Many sources of context information in speech (such as speaking rate) occur either before or after the phonetic cues they influence, yet there is little work examining the time-course of these effects. Here, we investigate how listeners compensate for preceding sentence rate and subsequent vowel length (a secondary cue that has been used as a proxy for speaking rate) when categorizing words varying in voice-onset time (VOT). Participants selected visual objects in a display while their eye-movements were recorded, allowing us to examine when each source of information had an effect on lexical processing. We found that the effect of VOT preceded that of vowel length, suggesting that each cue is used as it becomes available. In a second experiment, we found that, in contrast, the effect of preceding sentence rate occurred simultaneously with VOT, suggesting that listeners interpret VOT relative to preceding rate.

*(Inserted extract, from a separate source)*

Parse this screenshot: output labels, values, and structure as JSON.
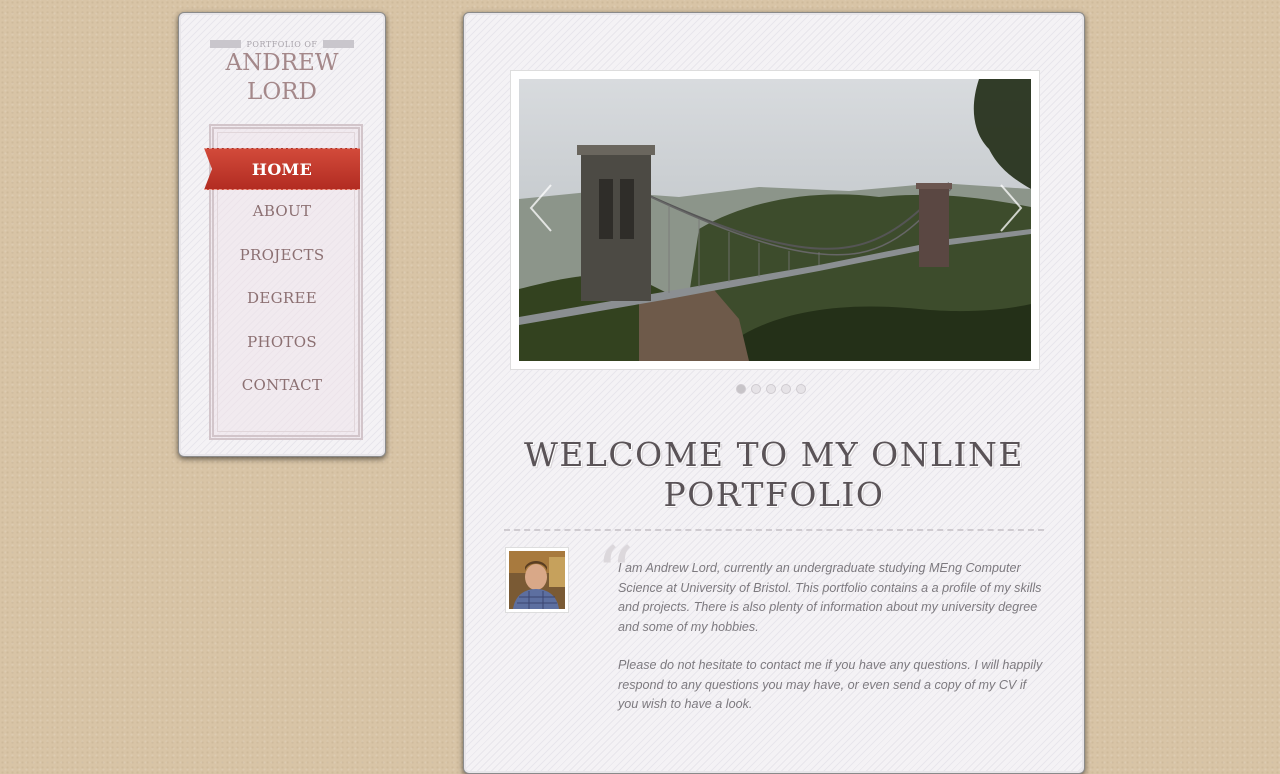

Keywords: context effects; speaking rate; speech perception; spoken word recognition; visual world paradigm.